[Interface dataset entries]
━━━━━━━━

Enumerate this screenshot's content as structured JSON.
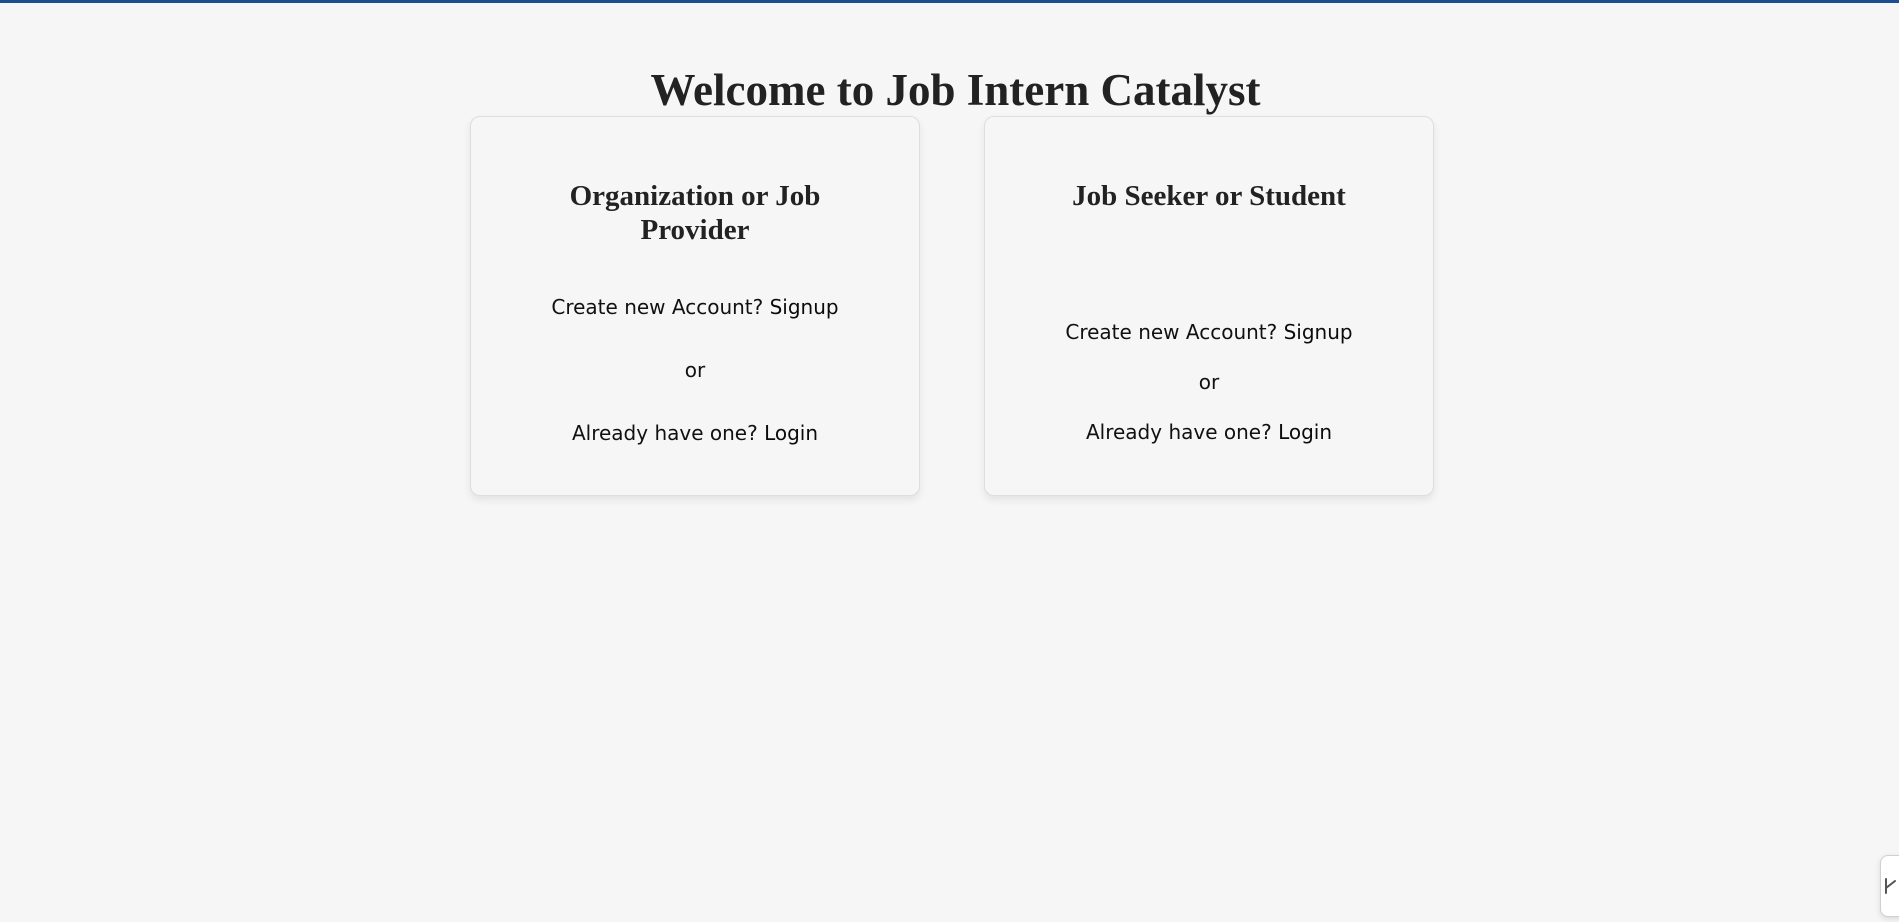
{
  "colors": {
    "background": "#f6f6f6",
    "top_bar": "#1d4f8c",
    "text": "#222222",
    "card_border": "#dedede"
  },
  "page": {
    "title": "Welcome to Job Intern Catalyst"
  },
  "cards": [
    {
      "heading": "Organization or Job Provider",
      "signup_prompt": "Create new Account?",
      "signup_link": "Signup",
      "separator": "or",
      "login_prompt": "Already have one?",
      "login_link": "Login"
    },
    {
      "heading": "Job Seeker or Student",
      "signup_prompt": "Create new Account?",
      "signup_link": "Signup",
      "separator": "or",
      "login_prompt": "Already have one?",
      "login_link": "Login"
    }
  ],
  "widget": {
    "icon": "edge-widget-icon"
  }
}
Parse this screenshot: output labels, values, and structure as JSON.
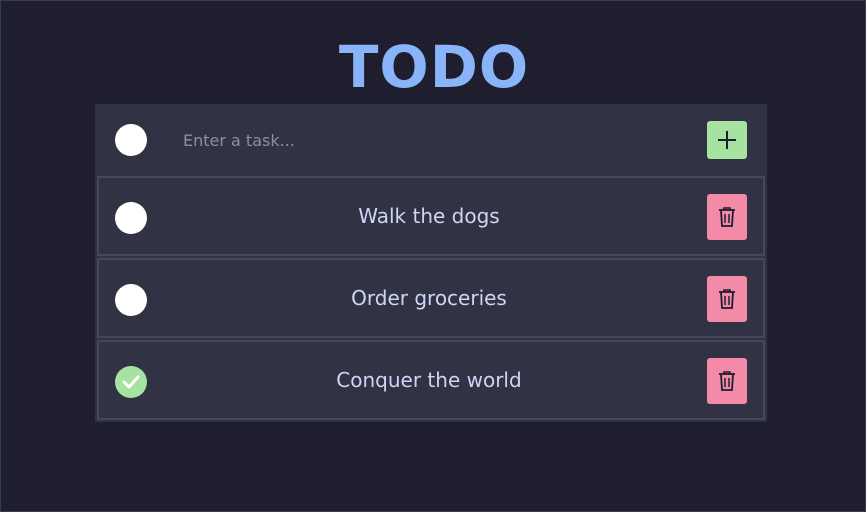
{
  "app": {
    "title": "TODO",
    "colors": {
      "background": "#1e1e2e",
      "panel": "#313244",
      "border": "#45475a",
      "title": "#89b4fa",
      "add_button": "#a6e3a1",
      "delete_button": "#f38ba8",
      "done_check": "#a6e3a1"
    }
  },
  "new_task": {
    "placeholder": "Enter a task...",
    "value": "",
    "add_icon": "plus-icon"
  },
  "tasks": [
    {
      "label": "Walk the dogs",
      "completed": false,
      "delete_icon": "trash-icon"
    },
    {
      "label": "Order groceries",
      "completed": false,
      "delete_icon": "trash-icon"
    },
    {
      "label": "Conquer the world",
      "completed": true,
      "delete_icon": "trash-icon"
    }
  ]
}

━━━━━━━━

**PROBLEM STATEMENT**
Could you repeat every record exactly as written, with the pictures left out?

**OUTPUT OF THE EXERCISE**
Enumerate this screenshot's content as structured JSON.
{
  "colors": {
    "background": "#f6f6f6",
    "top_bar": "#1d4f8c",
    "text": "#222222",
    "card_border": "#dedede"
  },
  "page": {
    "title": "Welcome to Job Intern Catalyst"
  },
  "cards": [
    {
      "heading": "Organization or Job Provider",
      "signup_prompt": "Create new Account?",
      "signup_link": "Signup",
      "separator": "or",
      "login_prompt": "Already have one?",
      "login_link": "Login"
    },
    {
      "heading": "Job Seeker or Student",
      "signup_prompt": "Create new Account?",
      "signup_link": "Signup",
      "separator": "or",
      "login_prompt": "Already have one?",
      "login_link": "Login"
    }
  ],
  "widget": {
    "icon": "edge-widget-icon"
  }
}
Parse this screenshot: output labels, values, and structure as JSON.
{
  "app": {
    "title": "TODO",
    "colors": {
      "background": "#1e1e2e",
      "panel": "#313244",
      "border": "#45475a",
      "title": "#89b4fa",
      "add_button": "#a6e3a1",
      "delete_button": "#f38ba8",
      "done_check": "#a6e3a1"
    }
  },
  "new_task": {
    "placeholder": "Enter a task...",
    "value": "",
    "add_icon": "plus-icon"
  },
  "tasks": [
    {
      "label": "Walk the dogs",
      "completed": false,
      "delete_icon": "trash-icon"
    },
    {
      "label": "Order groceries",
      "completed": false,
      "delete_icon": "trash-icon"
    },
    {
      "label": "Conquer the world",
      "completed": true,
      "delete_icon": "trash-icon"
    }
  ]
}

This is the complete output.